Marine Biology

, Volume 151, Issue 1, pp 167–175

Genetic connectivity among color morphs and Pacific archipelagos for the flame angelfish, Centropyge loriculus


    • Department of Zoology, Hawai’i Institute of Marine BiologyUniversity of Hawai’i
  • Richard L. Pyle
    • Bernice P. Bishop Museum
  • Edward DeMartini
    • Pacific Islands Fisheries Science CenterNational Marine Fisheries Services
  • Brian W. Bowen
    • Department of Zoology, Hawai’i Institute of Marine BiologyUniversity of Hawai’i
Research Article

DOI: 10.1007/s00227-006-0471-5

Cite this article as:
Schultz, J.K., Pyle, R.L., DeMartini, E. et al. Mar Biol (2007) 151: 167. doi:10.1007/s00227-006-0471-5
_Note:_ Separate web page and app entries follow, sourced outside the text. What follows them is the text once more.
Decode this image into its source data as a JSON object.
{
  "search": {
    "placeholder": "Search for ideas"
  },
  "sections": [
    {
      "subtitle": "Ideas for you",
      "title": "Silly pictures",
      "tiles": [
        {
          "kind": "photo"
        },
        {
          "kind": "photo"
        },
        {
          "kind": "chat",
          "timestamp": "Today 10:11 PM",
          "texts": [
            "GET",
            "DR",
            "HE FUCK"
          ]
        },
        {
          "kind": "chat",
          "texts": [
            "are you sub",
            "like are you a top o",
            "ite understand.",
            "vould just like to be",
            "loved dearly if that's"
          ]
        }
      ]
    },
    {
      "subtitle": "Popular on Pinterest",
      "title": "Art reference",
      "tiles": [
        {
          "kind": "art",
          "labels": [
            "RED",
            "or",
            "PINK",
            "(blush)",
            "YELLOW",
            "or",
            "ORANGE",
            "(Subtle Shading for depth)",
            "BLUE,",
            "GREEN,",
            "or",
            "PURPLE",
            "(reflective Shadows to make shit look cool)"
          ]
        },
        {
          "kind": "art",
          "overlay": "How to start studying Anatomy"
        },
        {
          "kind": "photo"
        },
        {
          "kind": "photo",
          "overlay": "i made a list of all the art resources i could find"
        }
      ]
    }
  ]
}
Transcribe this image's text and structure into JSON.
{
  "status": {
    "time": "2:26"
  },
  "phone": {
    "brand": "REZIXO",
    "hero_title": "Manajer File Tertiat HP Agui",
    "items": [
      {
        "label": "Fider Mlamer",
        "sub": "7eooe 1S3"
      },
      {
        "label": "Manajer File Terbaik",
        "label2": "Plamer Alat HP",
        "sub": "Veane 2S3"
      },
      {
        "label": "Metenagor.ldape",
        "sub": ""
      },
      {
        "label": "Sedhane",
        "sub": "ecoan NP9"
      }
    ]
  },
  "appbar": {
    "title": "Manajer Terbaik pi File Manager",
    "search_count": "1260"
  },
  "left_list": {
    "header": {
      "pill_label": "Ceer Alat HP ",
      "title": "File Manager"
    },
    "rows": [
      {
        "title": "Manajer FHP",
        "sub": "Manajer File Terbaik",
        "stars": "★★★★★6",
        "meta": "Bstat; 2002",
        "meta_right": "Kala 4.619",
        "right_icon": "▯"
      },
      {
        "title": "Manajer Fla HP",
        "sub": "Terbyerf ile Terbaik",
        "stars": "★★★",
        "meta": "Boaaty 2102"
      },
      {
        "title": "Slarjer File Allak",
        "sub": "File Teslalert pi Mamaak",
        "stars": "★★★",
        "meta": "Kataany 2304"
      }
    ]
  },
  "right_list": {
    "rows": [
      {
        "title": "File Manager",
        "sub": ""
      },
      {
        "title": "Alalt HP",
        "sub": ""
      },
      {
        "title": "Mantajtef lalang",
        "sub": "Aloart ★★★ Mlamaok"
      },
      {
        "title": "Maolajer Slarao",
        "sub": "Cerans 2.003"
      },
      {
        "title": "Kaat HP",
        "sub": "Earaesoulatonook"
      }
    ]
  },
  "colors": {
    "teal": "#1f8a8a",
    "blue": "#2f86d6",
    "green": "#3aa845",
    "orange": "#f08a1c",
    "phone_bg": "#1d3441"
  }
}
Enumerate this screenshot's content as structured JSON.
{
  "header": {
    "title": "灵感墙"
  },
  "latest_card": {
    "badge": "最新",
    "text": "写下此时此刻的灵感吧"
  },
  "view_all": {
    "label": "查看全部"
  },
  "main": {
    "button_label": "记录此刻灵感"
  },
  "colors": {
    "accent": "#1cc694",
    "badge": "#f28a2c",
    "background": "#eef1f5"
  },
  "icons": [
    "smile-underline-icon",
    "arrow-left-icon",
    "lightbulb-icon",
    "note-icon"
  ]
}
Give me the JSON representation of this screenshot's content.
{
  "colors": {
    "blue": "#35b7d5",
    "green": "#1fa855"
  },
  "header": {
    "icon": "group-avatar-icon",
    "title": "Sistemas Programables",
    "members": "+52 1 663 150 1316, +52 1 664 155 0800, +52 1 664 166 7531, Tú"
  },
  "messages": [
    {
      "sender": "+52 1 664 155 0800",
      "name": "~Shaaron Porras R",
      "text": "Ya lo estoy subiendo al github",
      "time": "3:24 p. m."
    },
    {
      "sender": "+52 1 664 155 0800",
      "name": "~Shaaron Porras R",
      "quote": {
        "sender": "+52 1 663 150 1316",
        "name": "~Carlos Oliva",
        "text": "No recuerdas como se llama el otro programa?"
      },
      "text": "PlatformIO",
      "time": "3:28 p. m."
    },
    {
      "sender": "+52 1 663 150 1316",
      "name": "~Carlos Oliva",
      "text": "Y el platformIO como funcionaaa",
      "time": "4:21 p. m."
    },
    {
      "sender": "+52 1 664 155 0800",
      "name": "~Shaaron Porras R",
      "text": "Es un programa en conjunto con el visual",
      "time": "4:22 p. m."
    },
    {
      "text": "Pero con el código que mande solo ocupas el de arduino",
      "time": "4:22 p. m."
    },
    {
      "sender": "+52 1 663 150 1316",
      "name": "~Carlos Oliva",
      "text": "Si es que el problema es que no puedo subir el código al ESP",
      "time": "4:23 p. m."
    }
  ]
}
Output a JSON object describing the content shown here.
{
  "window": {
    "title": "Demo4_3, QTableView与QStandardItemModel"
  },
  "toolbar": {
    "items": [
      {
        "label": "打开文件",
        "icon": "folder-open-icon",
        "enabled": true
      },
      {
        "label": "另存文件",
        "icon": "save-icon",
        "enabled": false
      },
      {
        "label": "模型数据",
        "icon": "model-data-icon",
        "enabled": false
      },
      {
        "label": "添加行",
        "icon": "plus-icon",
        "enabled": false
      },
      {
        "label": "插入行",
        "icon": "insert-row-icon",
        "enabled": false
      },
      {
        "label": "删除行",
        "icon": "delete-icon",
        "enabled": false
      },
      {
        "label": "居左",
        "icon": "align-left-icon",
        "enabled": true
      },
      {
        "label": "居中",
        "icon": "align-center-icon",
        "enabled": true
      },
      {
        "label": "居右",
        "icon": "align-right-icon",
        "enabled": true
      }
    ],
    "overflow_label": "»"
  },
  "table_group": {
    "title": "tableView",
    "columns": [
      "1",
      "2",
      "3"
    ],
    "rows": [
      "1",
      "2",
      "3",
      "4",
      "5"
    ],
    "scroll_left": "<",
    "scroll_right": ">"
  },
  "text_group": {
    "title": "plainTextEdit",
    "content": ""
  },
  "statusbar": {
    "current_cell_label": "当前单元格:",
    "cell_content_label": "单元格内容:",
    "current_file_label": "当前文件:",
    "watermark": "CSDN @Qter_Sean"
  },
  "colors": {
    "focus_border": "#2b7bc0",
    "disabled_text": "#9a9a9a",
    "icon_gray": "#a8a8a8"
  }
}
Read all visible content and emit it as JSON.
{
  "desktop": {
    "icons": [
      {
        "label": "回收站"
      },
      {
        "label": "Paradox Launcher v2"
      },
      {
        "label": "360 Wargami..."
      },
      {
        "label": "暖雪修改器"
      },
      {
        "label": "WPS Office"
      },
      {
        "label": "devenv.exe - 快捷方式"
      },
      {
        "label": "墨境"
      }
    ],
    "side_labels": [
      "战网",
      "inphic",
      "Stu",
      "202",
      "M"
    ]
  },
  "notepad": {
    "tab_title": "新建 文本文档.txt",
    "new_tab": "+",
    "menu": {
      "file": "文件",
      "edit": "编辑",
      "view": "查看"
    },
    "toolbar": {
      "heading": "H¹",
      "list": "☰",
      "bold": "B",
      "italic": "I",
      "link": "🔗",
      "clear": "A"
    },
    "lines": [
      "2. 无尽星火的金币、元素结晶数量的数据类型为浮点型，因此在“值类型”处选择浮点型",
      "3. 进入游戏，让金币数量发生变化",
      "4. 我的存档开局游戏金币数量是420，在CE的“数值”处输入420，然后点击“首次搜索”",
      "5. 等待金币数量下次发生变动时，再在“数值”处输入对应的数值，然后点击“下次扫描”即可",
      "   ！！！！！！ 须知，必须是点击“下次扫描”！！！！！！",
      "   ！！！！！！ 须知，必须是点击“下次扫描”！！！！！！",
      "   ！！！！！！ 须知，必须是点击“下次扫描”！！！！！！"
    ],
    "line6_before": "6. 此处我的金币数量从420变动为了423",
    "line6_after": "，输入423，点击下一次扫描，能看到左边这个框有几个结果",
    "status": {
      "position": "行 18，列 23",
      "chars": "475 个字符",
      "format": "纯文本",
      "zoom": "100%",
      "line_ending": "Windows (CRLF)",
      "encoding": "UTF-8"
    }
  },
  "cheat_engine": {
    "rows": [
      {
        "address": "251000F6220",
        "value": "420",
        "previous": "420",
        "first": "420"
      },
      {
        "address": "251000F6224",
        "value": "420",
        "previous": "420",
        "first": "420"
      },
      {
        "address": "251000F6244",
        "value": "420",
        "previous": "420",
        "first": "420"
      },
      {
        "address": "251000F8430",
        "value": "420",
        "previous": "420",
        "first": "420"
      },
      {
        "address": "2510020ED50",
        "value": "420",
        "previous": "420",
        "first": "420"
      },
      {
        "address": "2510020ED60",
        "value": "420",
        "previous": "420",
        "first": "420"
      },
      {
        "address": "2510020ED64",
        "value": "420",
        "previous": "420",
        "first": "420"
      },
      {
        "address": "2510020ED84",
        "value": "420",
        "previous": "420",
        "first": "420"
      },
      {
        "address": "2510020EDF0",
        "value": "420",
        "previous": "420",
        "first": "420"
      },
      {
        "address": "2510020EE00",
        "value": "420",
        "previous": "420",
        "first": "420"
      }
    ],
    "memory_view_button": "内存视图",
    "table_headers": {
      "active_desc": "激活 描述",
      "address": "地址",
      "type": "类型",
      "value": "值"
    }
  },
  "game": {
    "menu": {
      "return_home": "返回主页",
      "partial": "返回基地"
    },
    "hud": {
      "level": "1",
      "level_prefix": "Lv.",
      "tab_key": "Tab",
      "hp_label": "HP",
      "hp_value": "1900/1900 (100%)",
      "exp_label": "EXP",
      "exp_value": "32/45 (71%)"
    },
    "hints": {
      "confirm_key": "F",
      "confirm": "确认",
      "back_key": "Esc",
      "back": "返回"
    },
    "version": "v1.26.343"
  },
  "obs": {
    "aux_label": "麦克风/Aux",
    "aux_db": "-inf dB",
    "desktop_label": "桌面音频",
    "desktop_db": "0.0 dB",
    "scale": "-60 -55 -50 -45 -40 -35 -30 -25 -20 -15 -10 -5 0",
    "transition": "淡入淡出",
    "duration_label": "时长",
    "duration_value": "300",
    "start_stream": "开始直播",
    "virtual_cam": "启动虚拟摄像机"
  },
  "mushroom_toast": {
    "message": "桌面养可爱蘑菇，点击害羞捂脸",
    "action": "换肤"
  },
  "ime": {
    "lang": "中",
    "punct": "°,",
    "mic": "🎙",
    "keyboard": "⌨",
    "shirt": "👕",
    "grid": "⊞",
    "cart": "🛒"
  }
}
Color variation is used in taxonomic classification of reef fishes, but it may not reliably indicate evolutionary divergence. In the central Pacific, there are three color morphs of the flame angelfish, Centropyge loriculus: a red morph that occurs primarily in the Hawaiian archipelago, the endemic Marquesan color morph with reduced black markings, and an orange morph that occurs throughout the rest of Oceania. The red and orange morphs co-occur at Johnston Atoll (1,300 km south of Hawai’i), but intermediate forms have not been reported. To determine whether the three color morphs represent distinct evolutionary lineages, we compared 641 base pairs of mitochondrial cytochrome b. Forty-one closely related haplotypes were observed in 116 individuals. Analysis of molecular variance (AMOVA) indicated no significant genetic structure among color morphs (ΦST = 0.011, P = 0.147). Likewise, there was no significant pairwise structure between sampling locations, separated by up to 5,700 km, after a Bonferroni correction (ΦST = 0.000–0.080, P = 0.0130–0.999). Genetic studies in conjunction with larval distribution data indicate that Centropyge species are highly dispersive. While there is a strong geographic component to the distribution of color morphs in C. loriculus, we find no evidence for corresponding genetic partitioning. We do not rule out an adaptive role for color differentiation, but our data do not support emerging species.

Copyright information

© Springer-Verlag 2006